My profession as an event coordinator requires considering the events’ history, culture, and diversity. I try to ensure diversity in the pool of speakers and participants in the events so that different racial, ethnic, and gender groups are represented as much as possible. I also try to take into account the diverse cultures and their preferences. For instance, if I am aware that some participants will be Muslim, I will try to ensure that the food they consume does not contain pork and have access to places where they can pray during the event.
Hinkel, D. (2021). Jacob Blake’s uncle waits outside a quiet courthouse. The New York Times. Web.
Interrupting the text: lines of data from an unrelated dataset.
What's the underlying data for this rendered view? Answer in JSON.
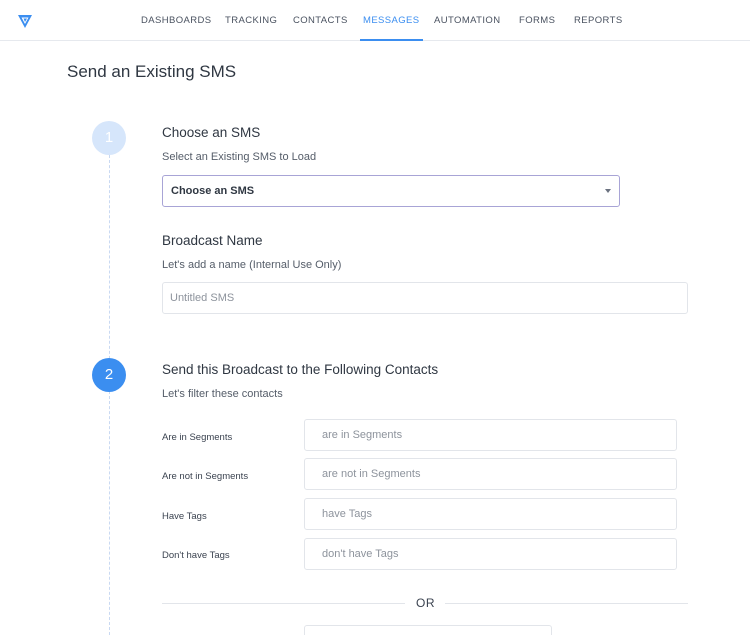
{
  "nav": {
    "items": [
      {
        "label": "DASHBOARDS"
      },
      {
        "label": "TRACKING"
      },
      {
        "label": "CONTACTS"
      },
      {
        "label": "MESSAGES",
        "active": true
      },
      {
        "label": "AUTOMATION"
      },
      {
        "label": "FORMS"
      },
      {
        "label": "REPORTS"
      }
    ]
  },
  "page": {
    "title": "Send an Existing SMS"
  },
  "step1": {
    "number": "1",
    "title": "Choose an SMS",
    "subtitle": "Select an Existing SMS to Load",
    "select_value": "Choose an SMS",
    "broadcast_title": "Broadcast Name",
    "broadcast_subtitle": "Let's add a name (Internal Use Only)",
    "broadcast_placeholder": "Untitled SMS"
  },
  "step2": {
    "number": "2",
    "title": "Send this Broadcast to the Following Contacts",
    "subtitle": "Let's filter these contacts",
    "filters": [
      {
        "label": "Are in Segments",
        "placeholder": "are in Segments"
      },
      {
        "label": "Are not in Segments",
        "placeholder": "are not in Segments"
      },
      {
        "label": "Have Tags",
        "placeholder": "have Tags"
      },
      {
        "label": "Don't have Tags",
        "placeholder": "don't have Tags"
      }
    ],
    "or_label": "OR"
  },
  "colors": {
    "accent": "#3b8ef0",
    "step_inactive": "#d6e6fb",
    "select_border": "#a8a4d6"
  },
  "icons": {
    "logo": "brand-logo-icon",
    "select_caret": "caret-down-icon"
  }
}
Lee, J., & Bean, F. D. (2010). Diversity paradox: Immigration and the color line in twenty-first century America. Russell Sage Foundation. Web.